## ABOUT THIS TASK
Without pictures, return the lines from the one containing "Extract the structured" through the last line of the data below, exactly.

Web page and app entries
- - - -

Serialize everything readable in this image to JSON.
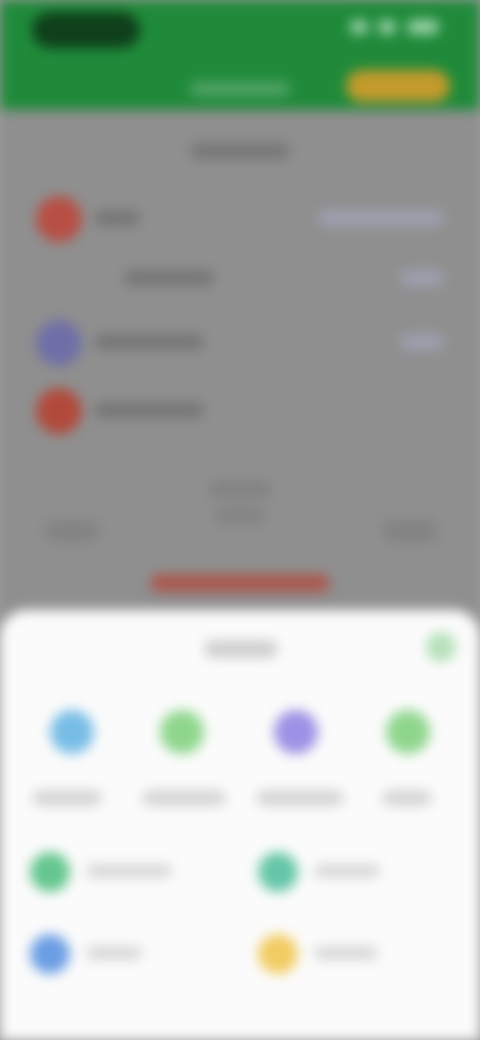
{
  "screen": "blurred-app-with-bottom-sheet",
  "colors": {
    "topbar": "#1f8a3a",
    "cta": "#c49a2c",
    "sheet_bg": "#fbfbfb",
    "dim_overlay": "#8f8f8f",
    "accent_red": "#b14a3f"
  },
  "topbar": {
    "left_pill_icon": "app-logo-icon",
    "status_icons": [
      "signal-icon",
      "wifi-icon",
      "battery-icon"
    ],
    "cta_label": "",
    "subtitle": ""
  },
  "background_list": {
    "title": "",
    "rows": [
      {
        "avatar_color": "#b84f45",
        "label": "",
        "right": ""
      },
      {
        "avatar_color": "#8f8f8f",
        "label": "",
        "right": ""
      },
      {
        "avatar_color": "#6f6fa8",
        "label": "",
        "right": ""
      },
      {
        "avatar_color": "#b24a3c",
        "label": "",
        "right": ""
      }
    ]
  },
  "bottom_sheet": {
    "title": "",
    "close_icon": "close-icon",
    "grid": [
      {
        "icon": "share-icon",
        "color": "#78bde6",
        "label": ""
      },
      {
        "icon": "chat-icon",
        "color": "#8fd68d",
        "label": ""
      },
      {
        "icon": "profile-icon",
        "color": "#9c91e6",
        "label": ""
      },
      {
        "icon": "star-icon",
        "color": "#8fd68d",
        "label": ""
      }
    ],
    "list": [
      {
        "icon": "add-icon",
        "color": "#65c68f",
        "label": ""
      },
      {
        "icon": "settings-icon",
        "color": "#65c6a7",
        "label": ""
      },
      {
        "icon": "info-icon",
        "color": "#6c9ee4",
        "label": ""
      },
      {
        "icon": "notification-icon",
        "color": "#f2cc63",
        "label": ""
      }
    ]
  }
}
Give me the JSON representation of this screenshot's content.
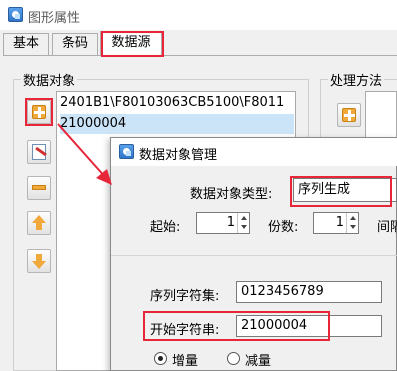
{
  "window": {
    "title": "图形属性"
  },
  "tabs": [
    "基本",
    "条码",
    "数据源"
  ],
  "data_group": {
    "label": "数据对象"
  },
  "proc_group": {
    "label": "处理方法"
  },
  "data_list": [
    "2401B1\\F80103063CB5100\\F8011",
    "21000004"
  ],
  "dialog": {
    "title": "数据对象管理",
    "type_label": "数据对象类型:",
    "type_value": "序列生成",
    "start_label": "起始:",
    "start_value": "1",
    "copies_label": "份数:",
    "copies_value": "1",
    "interval_label": "间隔",
    "charset_label": "序列字符集:",
    "charset_value": "0123456789",
    "startstr_label": "开始字符串:",
    "startstr_value": "21000004",
    "radio_increase": "增量",
    "radio_decrease": "减量"
  },
  "colors": {
    "highlight": "#e8263a",
    "selection": "#cce4f7",
    "accent": "#f0a93a"
  }
}
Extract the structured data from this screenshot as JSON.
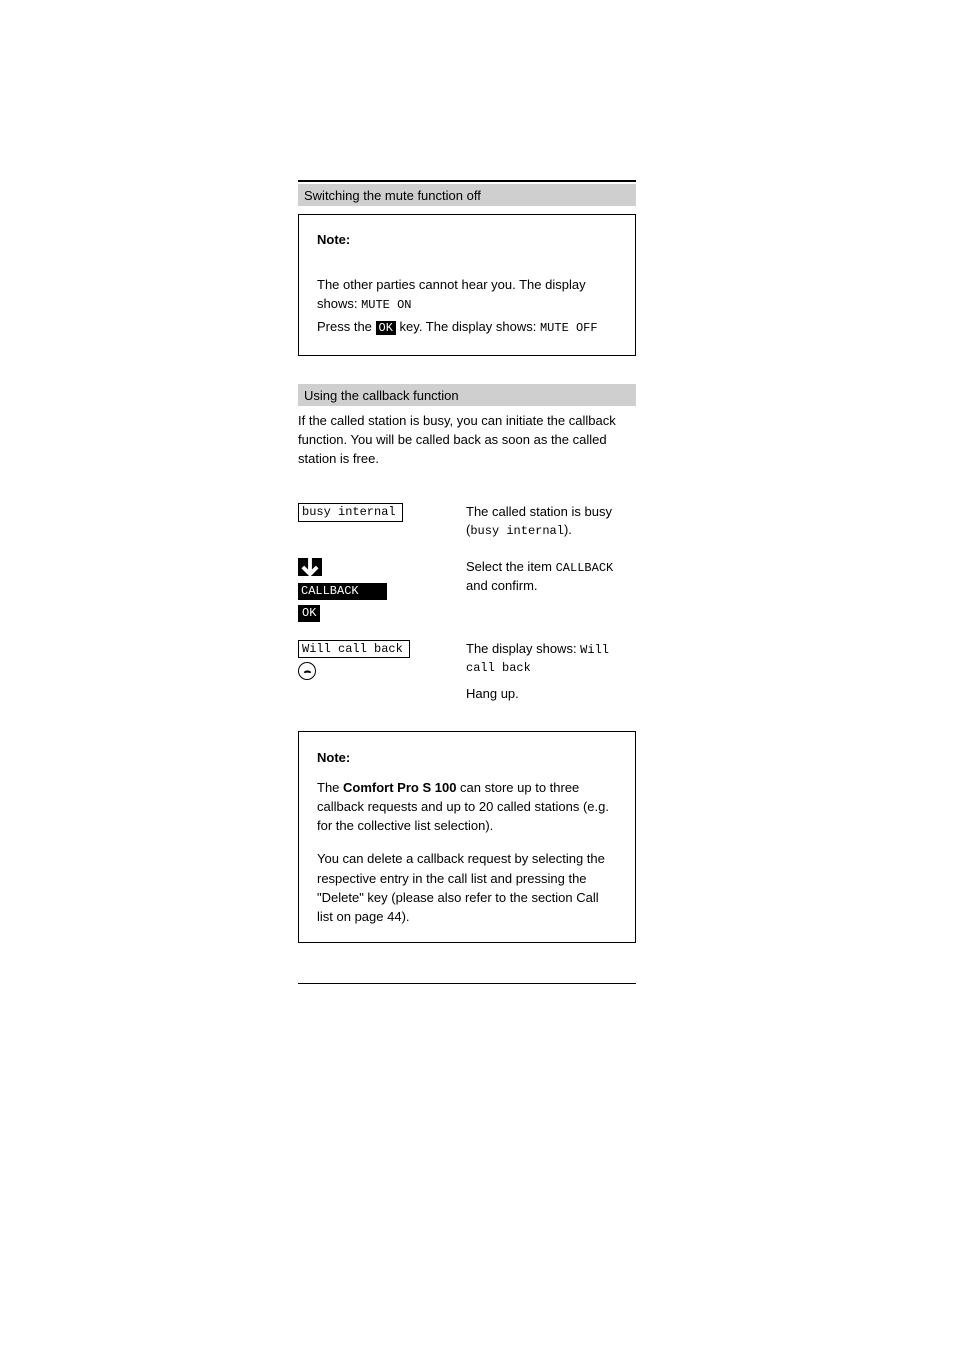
{
  "section1": {
    "title": "Switching the mute function off",
    "note_label": "Note:",
    "note_body": "The other parties cannot hear you. The display shows: ",
    "mute_on": "MUTE ON",
    "instruction_prefix": "Press the ",
    "instruction_suffix": " key. The display shows: ",
    "ok": "OK",
    "mute_off": "MUTE OFF"
  },
  "section2": {
    "title": "Using the callback function",
    "intro": "If the called station is busy, you can initiate the callback function. You will be called back as soon as the called station is free.",
    "step1": {
      "display": "busy internal",
      "text_prefix": "The called station is busy (",
      "text_value": "busy internal",
      "text_suffix": ")."
    },
    "step2": {
      "display": "CALLBACK",
      "ok": "OK",
      "text_prefix": "Select the item ",
      "text_value": "CALLBACK",
      "text_suffix": " and confirm."
    },
    "step3": {
      "display": "Will call back",
      "text_prefix": "The display shows: ",
      "text_value": "Will call back",
      "hangup": "Hang up."
    }
  },
  "notebox": {
    "label": "Note:",
    "para1_pre": "The ",
    "para1_bold": "Comfort Pro S 100",
    "para1_post": " can store up to three callback requests and up to 20 called stations (e.g. for the collective list selection).",
    "para2": "You can delete a callback request by selecting the respective entry in the call list and pressing the \"Delete\" key (please also refer to the section Call list  on page 44)."
  }
}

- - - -

## PROBLEM SOLUTION
Extract the structured data from this screenshot as JSON.
{
  "section1": {
    "title": "Switching the mute function off",
    "note_label": "Note:",
    "note_body": "The other parties cannot hear you. The display shows: ",
    "mute_on": "MUTE ON",
    "instruction_prefix": "Press the ",
    "instruction_suffix": " key. The display shows: ",
    "ok": "OK",
    "mute_off": "MUTE OFF"
  },
  "section2": {
    "title": "Using the callback function",
    "intro": "If the called station is busy, you can initiate the callback function. You will be called back as soon as the called station is free.",
    "step1": {
      "display": "busy internal",
      "text_prefix": "The called station is busy (",
      "text_value": "busy internal",
      "text_suffix": ")."
    },
    "step2": {
      "display": "CALLBACK",
      "ok": "OK",
      "text_prefix": "Select the item ",
      "text_value": "CALLBACK",
      "text_suffix": " and confirm."
    },
    "step3": {
      "display": "Will call back",
      "text_prefix": "The display shows: ",
      "text_value": "Will call back",
      "hangup": "Hang up."
    }
  },
  "notebox": {
    "label": "Note:",
    "para1_pre": "The ",
    "para1_bold": "Comfort Pro S 100",
    "para1_post": " can store up to three callback requests and up to 20 called stations (e.g. for the collective list selection).",
    "para2": "You can delete a callback request by selecting the respective entry in the call list and pressing the \"Delete\" key (please also refer to the section Call list  on page 44)."
  }
}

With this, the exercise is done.